This page will help clear up some confusion regarding the cost of solar panels.
Many homeowners’ initial research into finding some information on the price of solar panels for their home focuses too much on the panels themselves. This can lead to a considerable amount of confusion.
The fact remains that the cost of the panels is just one of many costs associated with getting a solar panel system installed on a home. Permitting, inspection, interconnection, and installation costs must also be accounted for.
Too much media attention is still drawn to stories revolving around prices for panels. Rarely do journalist tackle the total costs involved for a homeowner to switch to solar power. It’s great that production costs for solar panels have been dramatically reduced over the years. The bottom line is that further cuts in panel costs will not have a huge impact on the total overall cost for residential solar power.
Panels Only Part Of Cost

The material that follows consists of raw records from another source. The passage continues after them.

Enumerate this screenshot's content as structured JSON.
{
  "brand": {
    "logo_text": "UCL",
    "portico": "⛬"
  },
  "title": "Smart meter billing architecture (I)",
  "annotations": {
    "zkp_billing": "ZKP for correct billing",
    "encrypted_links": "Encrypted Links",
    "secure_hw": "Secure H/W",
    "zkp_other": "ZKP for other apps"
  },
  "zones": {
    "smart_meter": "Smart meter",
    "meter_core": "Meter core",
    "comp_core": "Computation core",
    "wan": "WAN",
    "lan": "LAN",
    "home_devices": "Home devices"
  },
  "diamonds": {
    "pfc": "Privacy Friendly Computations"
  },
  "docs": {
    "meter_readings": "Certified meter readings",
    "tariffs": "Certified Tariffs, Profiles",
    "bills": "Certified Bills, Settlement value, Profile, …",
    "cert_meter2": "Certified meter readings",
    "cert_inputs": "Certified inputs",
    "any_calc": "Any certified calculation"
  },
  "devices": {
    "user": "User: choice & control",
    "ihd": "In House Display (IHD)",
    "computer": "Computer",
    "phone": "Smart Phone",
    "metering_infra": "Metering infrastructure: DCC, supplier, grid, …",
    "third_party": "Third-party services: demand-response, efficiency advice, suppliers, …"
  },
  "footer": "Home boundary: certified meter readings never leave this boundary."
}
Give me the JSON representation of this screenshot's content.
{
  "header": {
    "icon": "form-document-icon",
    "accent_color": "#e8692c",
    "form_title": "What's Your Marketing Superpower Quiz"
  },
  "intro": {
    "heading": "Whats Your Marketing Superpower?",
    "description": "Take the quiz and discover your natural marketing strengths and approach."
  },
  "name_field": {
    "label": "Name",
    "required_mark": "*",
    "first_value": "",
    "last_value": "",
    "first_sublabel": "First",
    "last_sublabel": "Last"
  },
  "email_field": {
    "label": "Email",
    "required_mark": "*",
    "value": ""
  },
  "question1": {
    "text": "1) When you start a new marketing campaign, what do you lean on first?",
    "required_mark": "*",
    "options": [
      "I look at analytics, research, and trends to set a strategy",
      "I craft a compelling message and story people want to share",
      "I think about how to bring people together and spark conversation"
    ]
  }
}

Prices are now at historic all time lows. While many manufacturer’s panels are a bit more, it is possible to find panels as low as $0.70 per watt as of early 2016. This can be misleading because a system’s total price is not as simple as adding up the number of watts needed by the price per watt. For example, a typical 5,000 watt system multiplied by $0.70 per watt would equal a price of $3,500. This is considerably less than what a solar power system actually costs. The price for the system in this example is closer to $15,000 than $3,500.
If prices for panels were to drop in half, the cost for that $15,000 system would only be cut by $1,500 or so. Decent savings, but nothing significant.
Efficiency Breakthrough Effect On Cost
There are also a constant supply of news stories about potential breakthroughs in solar cell efficiency ratings. Let’s consider a situation in which one of these technological advancements gets taken to market. Assuming the breakthrough involves cells that are twice as efficient as the most efficient cells that are currently in use. This would mean that only about half as many solar panels are needed on the average residential solar installation. The savings would be about the same as the previous example about the cost reduction in panels – about $1,500. There might also be some cost savings in labor as well, but not much.
The Big Picture
The point of the two examples just mentioned is that the residential solar power industry is beginning to mature to a point where prices are starting to level off. While we can expect to see a further reduction in the price of panels and improvements in cell efficiency ratings, the overall cost of getting a solar panel system installed should not be expected to decrease substantially in the coming years.
Ultimately, the only cost that homeowners should be considering is the total installed cost per watt of solar power. This is basically the full cost for a solar panel system. Go to the cost of solar page for more information on the total costs involved.
Smart homeowners are beginning to realize the long term value of solar power. The savings over the life of a system are substantial. It’s a simple choice – one can make payments (or pay cash) on a $15,000 system that will last at least 25 years or pay $30,000 or more to a utility for the same amount of power. In many U.S. states this is the case – conventional power costs twice as much as solar over the long term.